The move to Toronto not only enabled the band to create the album, it allowed them to do short tours in Ontario and Quebec. In Toronto, they regularly played with a local band that are still gigging: Life in Vacuum. Playing in Montreal was made possible by hooking up with Gulfer, and the two bands played extensively together. After a series of establishing gigs, The Bulletproof Tiger were able to do shows in the United States. One particular show in Northampton, Massachusetts, saw the band befriend Giraffes? Giraffes! – a friendship that would prove to be very useful. The duo became regular tour partners and TBT jumped at any opportunity to play alongside their long time musical aspirations.
Once they stepped outside Windsor and traversed the border into the US, the band started to realize the stake they had in the scene. Corey recounts to me his feelings of kinship when Noxious Foxes, whose album Legs is one of his all-time math rock favourites, asked TBT to play with them in Brooklyn, stay with them in their two-floor studio, and eventually record with them. During a show at Schuba’s in Chicago, TBT were elated upon finding out Ezra Sandzer-Bell, the bass player from Piglet, was an active fan. He had, in fact, been waiting for their show with great anticipation.
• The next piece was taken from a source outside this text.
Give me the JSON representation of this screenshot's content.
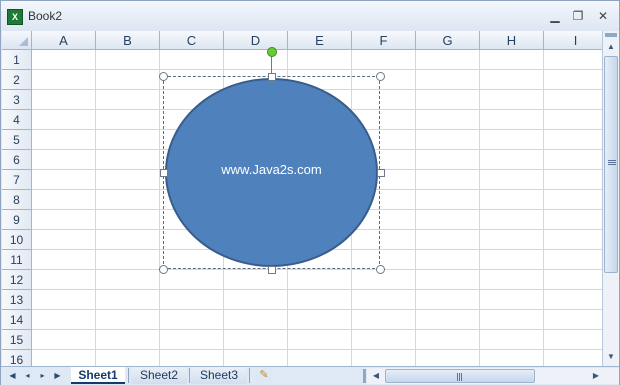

A future encounter on the street with guitarist Asher Weisberg almost led to the two bands playing a show together, had Piglet not disbanded.
TBT eventually started getting better shows with better lineups. They opened for Tera Melos and TTNG, the latter of which subsequently crashed at the band’s house. Drinking with your heroes is always a memorable experience, Corey tells me. They even got the opportunity to play in Japan for two weeks, through the head of the label that released their album, but they ended up breaking up right before they could make that a reality. This seemed to happen just as they ‘were just about to start playing the good shows’. Their determination and perseverance is not without a sense of melancholy – wider recognition was visible on the horizon, but interpersonal relationships within the band had broken down. James quit right after the TTNG show, and a replacement drummer had to be found for the month-long USA tour that the band had booked for themselves. Soon after this, in 2014, Joe moved back to Windsor and that felt like the end. Alcohol consumption and the subsequent depression reared their ugly heads.
Drinking was prevalent throughout their experience as live performers. The whiskey helped to calm the nerves and get the girls; but how quickly the good times can turn sour, as Corey tells me that this joyful and social activity ultimately became the band’s demise. The 24-hour accessibility of Toronto’s bars and liquor stores proved too much of a good thing; a stark contrast to Windsor’s restrained nightlife. The good times stopped being good, so they had to move on.
But that isn’t to say that the musical spark was extinguished. Corey has been working on a solo project that may or may not be called Coco, and was recently the best man at James’ wedding. Drew works for a computer tech company and has just bought a house close to Toronto. Joe has written a few songs back in Windsor, the drums of which are being learnt by Kenneth Topham of Giraffes? Giraffes! Corey will be contributing guitar to this project. When I asked him if the playing style would be what we are used to from TBT, Corey told me, “the one with Joe and Ken, probably. Mine… I will still play my style. It will still be math rock”.